Piedmont Center for the Arts launches Festival Opera’s 2020 Artist Recital Season on Sunday, Jan. 12, offering luxurious music and inspirational text from Spain. The intimate 5 p.m. concert, Nuit d’Espagne, showcases mezzo soprano Renée Rapier and pianist Robert Mollicone. Both artists are Adler Fellows and alumni of San Francisco Opera’s highly esteemed Merola Program.
Rapier brings to the stage a radiant performance presence and rich tones throughout her vocal range; often within one program demonstrating dazzling brilliance at the top, power and ease in the mid-range and raw vulnerability or admirable flexibility of color in her voice’s low register. While sensitive to an aria’s structure and in full command of the technical requirements, Rapier excels especially in roles in which saucy humor and larger-than-life passions are essential, like the title role she will play next July in Festival Opera’s production of Bizet’s Carmen.
Mollicone, also a conductor and member of the San Francisco Opera music staff, earns recognition not only as a fine pianist, but as a coach, prompter, and assistant conductor. Since 2010 he has prepared and assisted on over 40 productions, working with conductors including Jesús López-Cobos, Stephen Lord, Donald Runnicles, Patrick Summers, Nicola Luisotti and others. Dedicated to the development and performance of American opera, Mollicone makes guest conductor appearances and performs frequently on the concert stage with solo vocalists. In May 2016, his Carnegie Hall debut with soprano Melody Moore earned broad praise.
What makes PCA’s artist recital series most exciting is the opportunity to hear and see top caliber musicians up close; they more often perform at a distance in a large, proscenium concert hall.

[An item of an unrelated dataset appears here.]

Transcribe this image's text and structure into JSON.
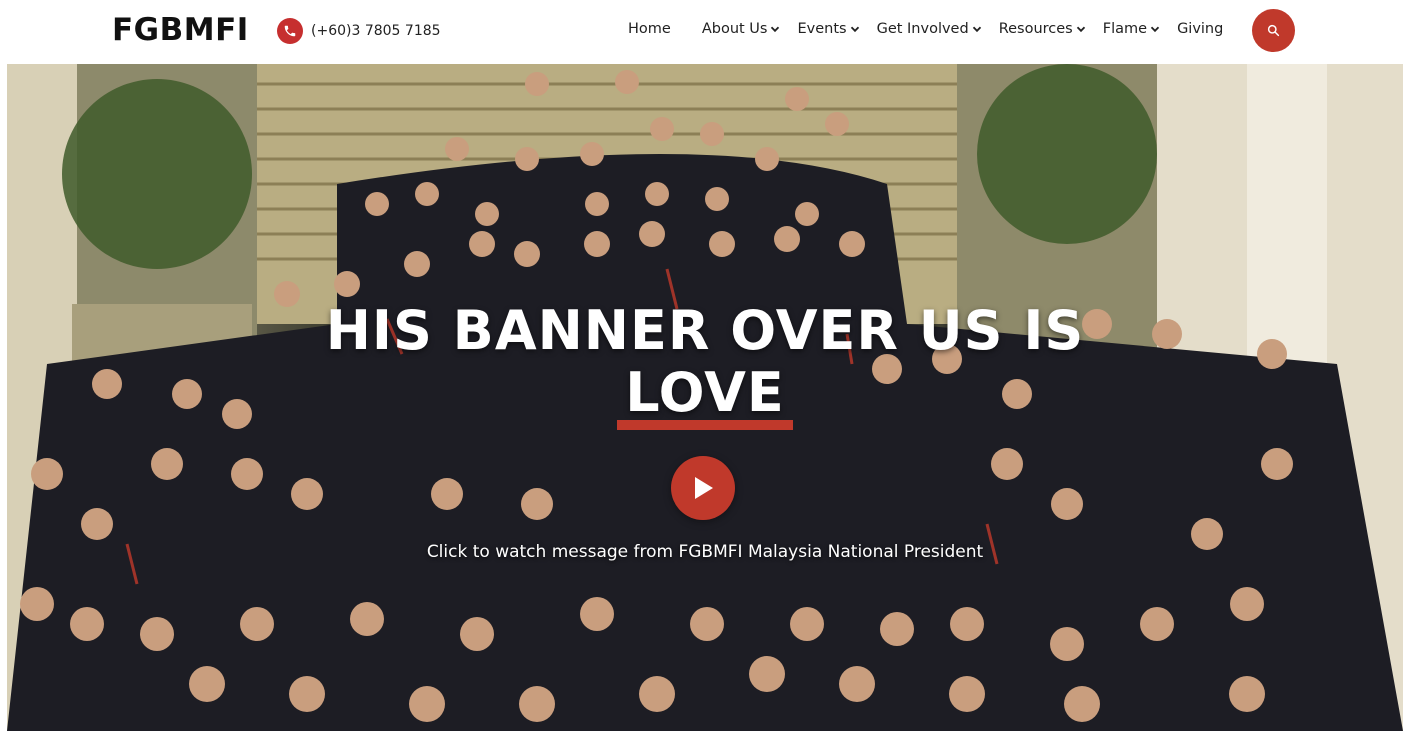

With music of Rossini, French song repertoire, Manuel de Falla’s Siete Canciones Populares Españolas (Seven Popular Spanish Folk Songs), Shostavich’s Spanish Songs, Op.100, and more, the first program of three this season promises variety.
Siete Canciones Populares Españolas is arguably de Falla’s most famous work. Written in 1914, the seven songs received instant success. Critics and audiences attribute their appeal and ongoing popularity to the Mediterranean folksong rhythms and textures underscoring the songs.
Shostavich’s Spanish Songs have the Russian composer expressing a brighter, more upbeat slant than many of his longer compositions for orchestras and chamber ensembles. Even so, especially in several slower songs, the low-range voice and piano and adagio tempi shades with darker tones the otherwise, dancing and brisk or gentle and lush melodies. Just when doom or mournfulness begin to prevail, the music takes off with sudden, happy vigor, providing delightful contrast.
A complimentary wine reception with the featured artists follows the performance. The series continues March 22 with soprano Carrie Hennessey and pianist Jennifer Reason. On May 17, soprano Lila Khazoum and pianist Alexander Katsman conclude the series.
Sunday, Jan. 12 @ 5 p.m. @ Piedmont Center for the Arts, 801 Magnolia Ave. Buy tickets here.